**FOR IMMEDIATE RELEASE**
April 11, 2012
Contact: Aja Worthy-Davis at (212) 788-7081
Council Member Letitia James Comments On Charges Against George Zimmerman
(New York, NY)— On April 11, 2012, Florida special prosecutor Angela Corey announced the state’s intention to charge George Zimmerman for murder in the second degree, in relation to the shooting death of unarmed teen Trayvon Martin. Zimmerman recently surrendered to the Florida State Department of Law Enforcement. Previously, elected officials and social justice advocates nationwide criticized the fact that Mr. Zimmerman remained outside of police custody, with no criminal charges laid against him despite overwhelming evidence.

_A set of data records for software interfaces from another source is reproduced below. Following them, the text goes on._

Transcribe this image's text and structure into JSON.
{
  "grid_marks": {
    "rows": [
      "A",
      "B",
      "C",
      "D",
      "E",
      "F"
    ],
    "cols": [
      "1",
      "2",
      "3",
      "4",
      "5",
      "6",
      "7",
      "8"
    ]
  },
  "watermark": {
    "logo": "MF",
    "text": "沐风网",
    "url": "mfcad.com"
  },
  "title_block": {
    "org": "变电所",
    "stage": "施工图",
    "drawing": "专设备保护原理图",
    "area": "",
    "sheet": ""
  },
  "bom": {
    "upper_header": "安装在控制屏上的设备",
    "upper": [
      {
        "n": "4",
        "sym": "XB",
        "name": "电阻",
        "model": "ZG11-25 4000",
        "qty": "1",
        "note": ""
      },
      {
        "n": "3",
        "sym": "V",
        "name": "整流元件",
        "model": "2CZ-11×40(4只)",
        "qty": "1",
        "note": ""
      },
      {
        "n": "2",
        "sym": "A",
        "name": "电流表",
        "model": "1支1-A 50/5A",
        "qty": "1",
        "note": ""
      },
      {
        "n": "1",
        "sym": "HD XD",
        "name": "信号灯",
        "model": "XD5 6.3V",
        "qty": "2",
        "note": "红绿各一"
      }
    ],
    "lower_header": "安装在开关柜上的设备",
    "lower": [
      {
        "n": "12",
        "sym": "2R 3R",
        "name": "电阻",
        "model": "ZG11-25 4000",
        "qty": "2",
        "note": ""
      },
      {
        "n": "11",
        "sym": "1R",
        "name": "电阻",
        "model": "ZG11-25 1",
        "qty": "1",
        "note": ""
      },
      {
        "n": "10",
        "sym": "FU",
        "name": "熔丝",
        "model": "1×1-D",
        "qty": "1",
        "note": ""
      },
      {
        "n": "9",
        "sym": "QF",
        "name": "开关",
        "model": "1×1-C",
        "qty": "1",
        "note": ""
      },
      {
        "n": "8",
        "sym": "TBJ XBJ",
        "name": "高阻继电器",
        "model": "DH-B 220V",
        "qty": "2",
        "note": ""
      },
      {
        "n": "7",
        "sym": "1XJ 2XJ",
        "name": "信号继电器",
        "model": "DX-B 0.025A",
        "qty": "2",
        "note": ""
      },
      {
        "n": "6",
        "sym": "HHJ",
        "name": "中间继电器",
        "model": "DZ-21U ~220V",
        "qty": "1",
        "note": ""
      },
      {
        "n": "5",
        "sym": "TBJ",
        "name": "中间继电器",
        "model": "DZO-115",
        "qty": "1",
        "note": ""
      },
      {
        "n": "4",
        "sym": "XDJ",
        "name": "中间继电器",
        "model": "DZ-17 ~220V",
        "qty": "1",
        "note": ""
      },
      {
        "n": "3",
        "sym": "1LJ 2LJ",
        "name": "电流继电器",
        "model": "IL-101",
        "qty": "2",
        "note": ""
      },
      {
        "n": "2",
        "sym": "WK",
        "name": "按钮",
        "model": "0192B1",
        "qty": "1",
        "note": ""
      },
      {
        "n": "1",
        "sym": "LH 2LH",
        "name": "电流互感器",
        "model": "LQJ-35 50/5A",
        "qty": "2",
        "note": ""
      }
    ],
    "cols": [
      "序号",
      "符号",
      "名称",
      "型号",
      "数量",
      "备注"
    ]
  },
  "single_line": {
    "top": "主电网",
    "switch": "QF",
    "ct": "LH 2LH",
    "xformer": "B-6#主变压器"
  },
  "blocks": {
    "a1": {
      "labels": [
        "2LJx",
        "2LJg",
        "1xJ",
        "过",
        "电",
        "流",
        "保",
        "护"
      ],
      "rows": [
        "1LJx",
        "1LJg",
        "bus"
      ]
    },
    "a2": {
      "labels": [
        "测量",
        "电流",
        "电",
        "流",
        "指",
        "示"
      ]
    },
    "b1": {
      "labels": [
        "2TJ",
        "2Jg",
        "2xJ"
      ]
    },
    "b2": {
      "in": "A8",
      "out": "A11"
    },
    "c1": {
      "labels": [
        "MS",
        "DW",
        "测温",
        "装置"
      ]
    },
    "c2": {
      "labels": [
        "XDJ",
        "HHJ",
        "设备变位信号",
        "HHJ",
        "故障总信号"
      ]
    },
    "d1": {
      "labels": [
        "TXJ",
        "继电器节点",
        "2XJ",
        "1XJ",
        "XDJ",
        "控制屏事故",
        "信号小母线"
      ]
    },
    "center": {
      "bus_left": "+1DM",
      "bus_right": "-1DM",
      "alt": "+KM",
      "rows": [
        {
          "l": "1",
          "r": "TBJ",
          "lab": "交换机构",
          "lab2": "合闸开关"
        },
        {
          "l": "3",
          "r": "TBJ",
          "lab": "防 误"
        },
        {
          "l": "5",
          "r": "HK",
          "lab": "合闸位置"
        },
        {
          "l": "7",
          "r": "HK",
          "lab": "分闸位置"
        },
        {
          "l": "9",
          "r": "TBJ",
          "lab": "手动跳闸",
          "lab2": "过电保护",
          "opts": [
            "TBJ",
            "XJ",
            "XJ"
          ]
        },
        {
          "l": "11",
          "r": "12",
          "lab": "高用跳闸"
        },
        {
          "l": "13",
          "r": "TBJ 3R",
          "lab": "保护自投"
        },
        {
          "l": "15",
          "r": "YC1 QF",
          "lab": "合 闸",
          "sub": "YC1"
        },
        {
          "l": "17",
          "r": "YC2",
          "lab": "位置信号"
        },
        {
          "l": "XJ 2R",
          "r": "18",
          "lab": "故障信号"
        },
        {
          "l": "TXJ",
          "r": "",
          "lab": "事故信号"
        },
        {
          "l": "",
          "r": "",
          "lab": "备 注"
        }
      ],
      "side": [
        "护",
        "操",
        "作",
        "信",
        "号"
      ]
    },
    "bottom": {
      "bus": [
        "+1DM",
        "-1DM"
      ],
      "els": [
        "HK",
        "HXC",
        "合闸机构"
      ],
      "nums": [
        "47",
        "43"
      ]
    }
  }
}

The tragic murder of Trayvon Martin has struck a chord with many Americans. On March 28, 2012, Council Members Letitia James and Melissa Mark Viverito held a press conference on the steps of City Hall calling for justice for Trayvon, and harsh criticism of ‘Stand Your Ground’ laws nationwide. That same day, the City Council put forth a resolution condemning the senseless shooting of Trayvon, and the inadequate investigation that followed. There have also been a number of similar demonstrations in New York City churches and public parks in the past month.
“What happened to Trayvon was a senseless tragedy,” said Council Member Letitia James. “However, it has begun a national conversation around gun control, racism, and the many faces of violence. The overt and covert ways in which we as a society label young Black men as ‘threatening’ must stop. It is important to recognize that reckless vigilantism is a threat to the safety of us all, and we must adopt a no-tolerance approach. I again extend my condolences to Tracy Martin and Sybrina Fulton over the loss of their son, and I commend the Florida state special prosecutors on their handling of the case.”
The wearing of a hooded sweatshirt (in reference to the clothing Trayvon was wearing when he died) has become a symbol of anti-violence and social justice; and a call for the end of the demonization of young men of color.